Sometimes I wonder how we’re going to get to the next stage–like, when will he start actually going to the bathroom rather than letting the bathroom come to him?–but then I remember that, like all of the other phases, this one will come just in time for me to forget there ever was a previous one.
Often, when I mention a change in my children’s behavior, people say something along the lines of: “You know kids. As soon as you’re used to one phase, they move on to the next one.” Indeed, though Little A. (age 2.5 years) has been sleeping on a predictable schedule for almost two years now, other changes have come so quickly I find myself racing to catch up with them while simultaneously reaching back to remember the earlier stages in hopes that some recollection will help me guide his little sister (age 4.5 months). On both accounts, I’m only marginally successful. I like routines, and we have good ones in our home, but I’ve also found that:
A) Ironically, routines have to shift more than I thought they would based on my kids’ development and
B) My own routines fall by the wayside as I work to create meaningful routines for my ever-changing kids.
For example, I had just arrived at the point when I had figured out how to regularly pursue two favorite hobbies–running and writing–with one child when, to my delight of course, along came Baby #2, and all of a sudden, two months go by without a blog post and I barely notice because I’m busy watching her roll over and giggle when she rubs her fingers against her papa’s scratchy beard.
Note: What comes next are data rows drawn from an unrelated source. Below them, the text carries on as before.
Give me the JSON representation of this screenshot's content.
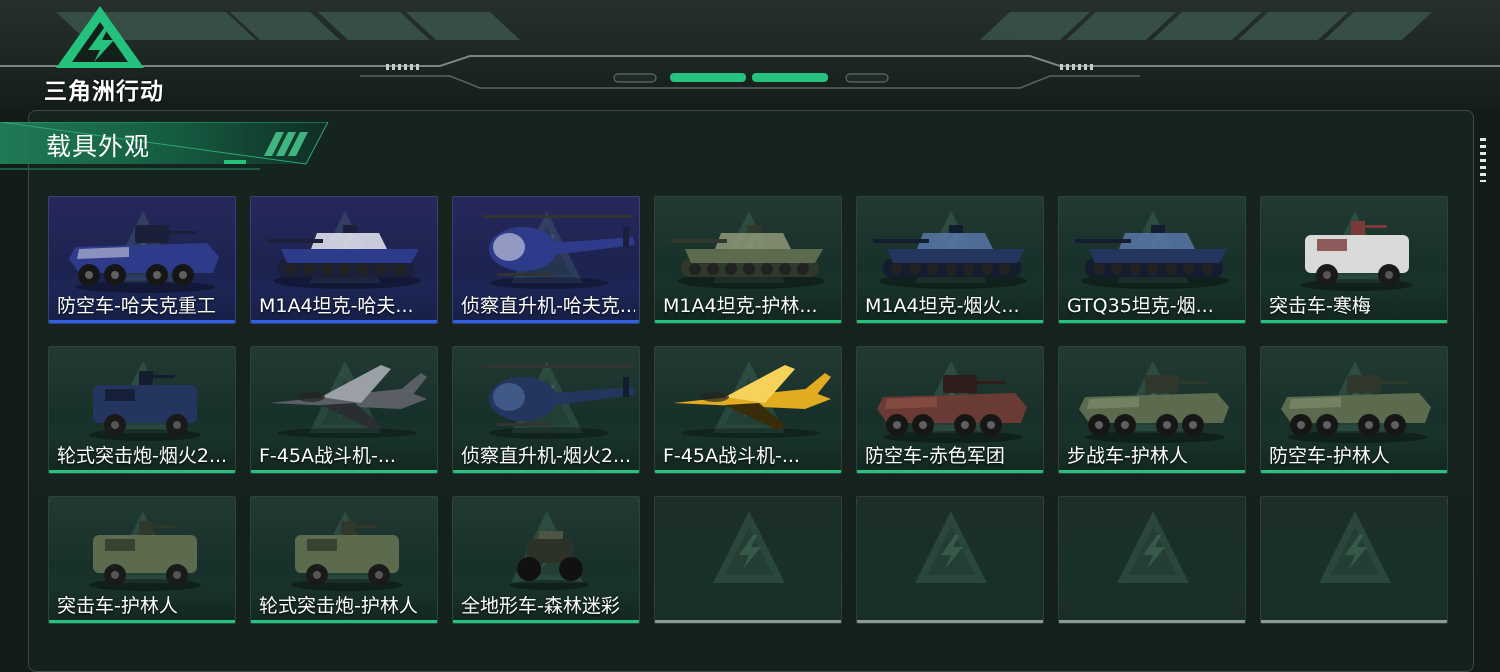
{
  "app": {
    "title": "三角洲行动"
  },
  "section": {
    "title": "载具外观"
  },
  "colors": {
    "accent": "#25c27e",
    "blue_rarity": "#2f5fe0",
    "empty": "#8d9894",
    "panel": "#16241f"
  },
  "vehicles": [
    {
      "label": "防空车-哈夫克重工",
      "rarity": "blue",
      "kind": "wheeled-aa",
      "palette": "hawk"
    },
    {
      "label": "M1A4坦克-哈夫...",
      "rarity": "blue",
      "kind": "tank",
      "palette": "hawk"
    },
    {
      "label": "侦察直升机-哈夫克...",
      "rarity": "blue",
      "kind": "heli",
      "palette": "hawk"
    },
    {
      "label": "M1A4坦克-护林...",
      "rarity": "green",
      "kind": "tank",
      "palette": "camo"
    },
    {
      "label": "M1A4坦克-烟火...",
      "rarity": "green",
      "kind": "tank",
      "palette": "navy"
    },
    {
      "label": "GTQ35坦克-烟...",
      "rarity": "green",
      "kind": "tank",
      "palette": "navy"
    },
    {
      "label": "突击车-寒梅",
      "rarity": "green",
      "kind": "mrap",
      "palette": "white"
    },
    {
      "label": "轮式突击炮-烟火2...",
      "rarity": "green",
      "kind": "mrap",
      "palette": "navy"
    },
    {
      "label": "F-45A战斗机-...",
      "rarity": "green",
      "kind": "jet",
      "palette": "digital"
    },
    {
      "label": "侦察直升机-烟火2...",
      "rarity": "green",
      "kind": "heli",
      "palette": "navy"
    },
    {
      "label": "F-45A战斗机-...",
      "rarity": "green",
      "kind": "jet",
      "palette": "yellow"
    },
    {
      "label": "防空车-赤色军团",
      "rarity": "green",
      "kind": "wheeled-aa",
      "palette": "red"
    },
    {
      "label": "步战车-护林人",
      "rarity": "green",
      "kind": "wheeled-aa",
      "palette": "camo"
    },
    {
      "label": "防空车-护林人",
      "rarity": "green",
      "kind": "wheeled-aa",
      "palette": "camo"
    },
    {
      "label": "突击车-护林人",
      "rarity": "green",
      "kind": "mrap",
      "palette": "camo"
    },
    {
      "label": "轮式突击炮-护林人",
      "rarity": "green",
      "kind": "mrap",
      "palette": "camo"
    },
    {
      "label": "全地形车-森林迷彩",
      "rarity": "green",
      "kind": "atv",
      "palette": "dark"
    },
    {
      "label": "",
      "rarity": "empty"
    },
    {
      "label": "",
      "rarity": "empty"
    },
    {
      "label": "",
      "rarity": "empty"
    },
    {
      "label": "",
      "rarity": "empty"
    }
  ]
}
I would like to post more frequently, and certainly plan to in 2012. But it could be worse.
Routine. It’s great, but so is flexibility. My son has decided he likes his underpants so much that he wants to wear multiple pairs at a time. Yesterday, he actually pulled on about 15 pairs of underpants and begged for my help when, due to the fact that said underpants were layered up and down his legs, he was having trouble wedging his feet into Pair #16. I solemnly helped him into that last pair. He also insists on wearing them backwards. I’d push the point, but why bother? This phase won’t last long. When I ask if he wants my help to put the underpants on the right way, and he says, “No. Because it’s OK for me to wear my underpants backwards,” I have to agree. Because really, he’s right. And if correctly positioned underpants and blog posts must wait, so be it.